DAMASCUS, Syria, The leader U.S Central Command visited Syria for 11 hours Saturday, reportedly to check on the progress of U.S. trained local forces fighting to defeat Islamic State.

U.S. Central Command leader Gen. Joseph Votel made a secret trip to Syria Saturday to meet with local forces there being trained by the U.S. military to defeat Islamic State. Photo from U.S. Department of Defense

General Joseph Votel spent time in northern Syria and met with U.S. military advisors and the leaders of the Syrian Democratic Forces made up of Arab and Kurdish rebel forces, BBC reported.

Speaking after his unannounced visit, Votel said training local forces to fight IS, also known as ISIS, ISIL and Daesh, is the right approach. “I left with increased confidence in their capabilities and our ability to support them. I think that model is working and working well.”

The SDF is made up of about 25,000 Kurdish fighters and about 5,000 Arab fighters.

The visit occurred during a trip to other countries in the region, reported CNN, which had a crew accompanying Votel.

The U.S. military is in the midst of working to accelerate efforts to bring more local Arab and Kurdish forces into the fight in both Syria and Iraq to fight IS.

Votel is the highest-ranking U.S. military official to travel to Syria during its war and this was the first daylight U.S. transport mission into Syria.

At the U.S. military’s request, CNN did not disclose the exact locations Votel visited. The network also agreed to not disclose the intense security precautions taken for the trip, including how Votel flew into Syria.

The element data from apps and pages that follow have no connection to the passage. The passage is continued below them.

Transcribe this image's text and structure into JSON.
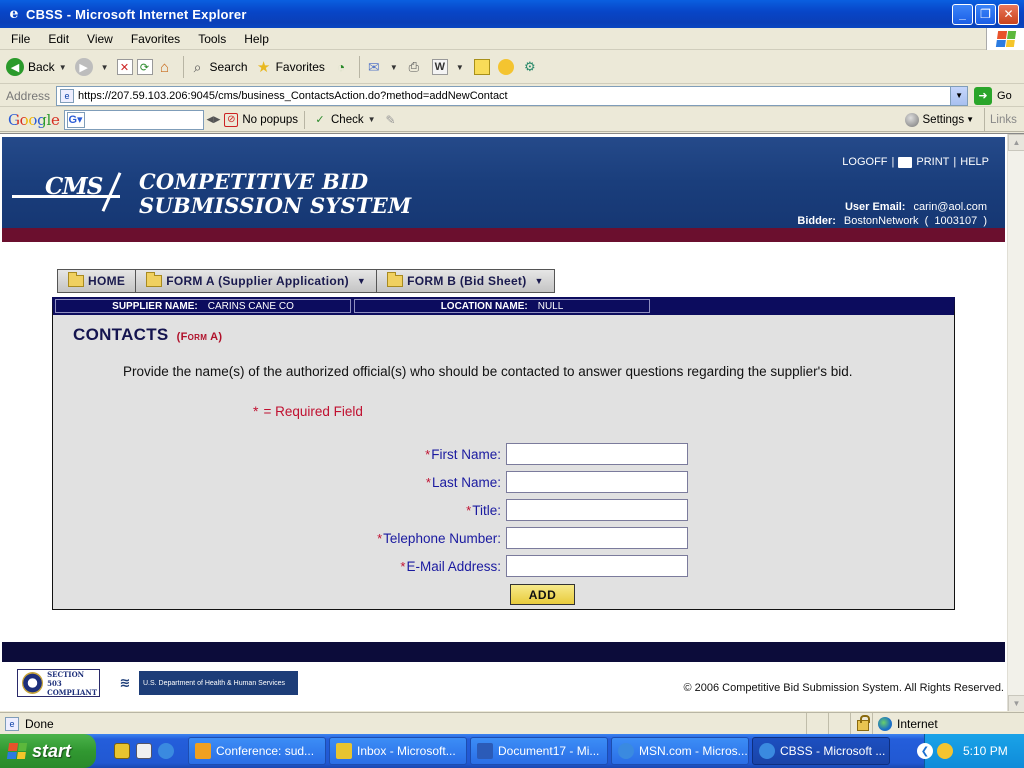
{
  "window": {
    "title": "CBSS - Microsoft Internet Explorer",
    "buttons": {
      "minimize": "_",
      "maximize": "❐",
      "close": "✕"
    }
  },
  "menubar": {
    "items": [
      "File",
      "Edit",
      "View",
      "Favorites",
      "Tools",
      "Help"
    ]
  },
  "toolbar": {
    "back": "Back",
    "search": "Search",
    "favorites": "Favorites"
  },
  "addressbar": {
    "label": "Address",
    "url": "https://207.59.103.206:9045/cms/business_ContactsAction.do?method=addNewContact",
    "go": "Go"
  },
  "googlebar": {
    "logo": "Google",
    "search_value": "",
    "popups": "No popups",
    "check": "Check",
    "settings": "Settings",
    "links": "Links"
  },
  "header": {
    "logo": "CMS",
    "title_line1": "COMPETITIVE BID",
    "title_line2": "SUBMISSION SYSTEM",
    "logoff": "LOGOFF",
    "print": "PRINT",
    "help": "HELP",
    "user_email_label": "User Email:",
    "user_email": "carin@aol.com",
    "bidder_label": "Bidder:",
    "bidder_value": "BostonNetwork  (  1003107  )"
  },
  "nav": {
    "tabs": [
      {
        "label": "HOME",
        "has_dropdown": false
      },
      {
        "label": "FORM A (Supplier Application)",
        "has_dropdown": true
      },
      {
        "label": "FORM B (Bid Sheet)",
        "has_dropdown": true
      }
    ]
  },
  "info_strip": {
    "supplier_label": "SUPPLIER NAME:",
    "supplier_value": "CARINS CANE CO",
    "location_label": "LOCATION NAME:",
    "location_value": "NULL"
  },
  "form": {
    "title": "CONTACTS",
    "subtitle": "(Form A)",
    "instructions": "Provide the name(s) of the authorized official(s) who should be contacted to answer questions regarding the supplier's bid.",
    "required_note": "= Required Field",
    "required_marker": "*",
    "fields": [
      {
        "label": "First Name:",
        "value": ""
      },
      {
        "label": "Last Name:",
        "value": ""
      },
      {
        "label": "Title:",
        "value": ""
      },
      {
        "label": "Telephone Number:",
        "value": ""
      },
      {
        "label": "E-Mail Address:",
        "value": ""
      }
    ],
    "submit_label": "ADD"
  },
  "footer": {
    "section503_line1": "SECTION 503",
    "section503_line2": "COMPLIANT",
    "hhs_text": "U.S. Department of Health & Human Services",
    "copyright": "© 2006 Competitive Bid Submission System. All Rights Reserved."
  },
  "statusbar": {
    "status": "Done",
    "zone": "Internet"
  },
  "taskbar": {
    "start": "start",
    "tasks": [
      {
        "label": "Conference: sud...",
        "active": false,
        "icon_color": "#f0a020"
      },
      {
        "label": "Inbox - Microsoft...",
        "active": false,
        "icon_color": "#e8c430"
      },
      {
        "label": "Document17 - Mi...",
        "active": false,
        "icon_color": "#2b5bb8"
      },
      {
        "label": "MSN.com - Micros...",
        "active": false,
        "icon_color": "#3a8ae0"
      },
      {
        "label": "CBSS - Microsoft ...",
        "active": true,
        "icon_color": "#3a8ae0"
      }
    ],
    "clock": "5:10 PM"
  }
}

The visit occurred as the first of 250 additional U.S. special operations troops are arriving in Syria to work with local forces.

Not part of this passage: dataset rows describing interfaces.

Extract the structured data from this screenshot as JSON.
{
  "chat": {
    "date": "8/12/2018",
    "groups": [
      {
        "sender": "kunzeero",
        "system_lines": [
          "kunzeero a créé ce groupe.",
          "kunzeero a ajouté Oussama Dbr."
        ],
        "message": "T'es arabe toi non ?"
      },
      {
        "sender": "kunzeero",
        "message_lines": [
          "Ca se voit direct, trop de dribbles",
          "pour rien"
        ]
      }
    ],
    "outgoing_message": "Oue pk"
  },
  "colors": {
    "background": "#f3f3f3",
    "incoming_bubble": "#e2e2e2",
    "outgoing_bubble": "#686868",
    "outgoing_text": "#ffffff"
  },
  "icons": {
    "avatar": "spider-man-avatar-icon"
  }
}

The U.S. troops are focusing on training small numbers of forces, then sending them out into the field with larger groups. The local forces are learning very specialized tasks, including how to call in precise and timely intelligence reports from the battlefield that could result in coalition airstrikes against IS targets.

While the ultimate goal in Syria is to assemble perhaps thousands of Arab fighters to retake Raqqa from IS, top U.S. officials privately say that could take months.

The meetings included discussions with Syrian Democratic Forces whose officials are asking for arms and ammunition.

By Yvette C. Hammett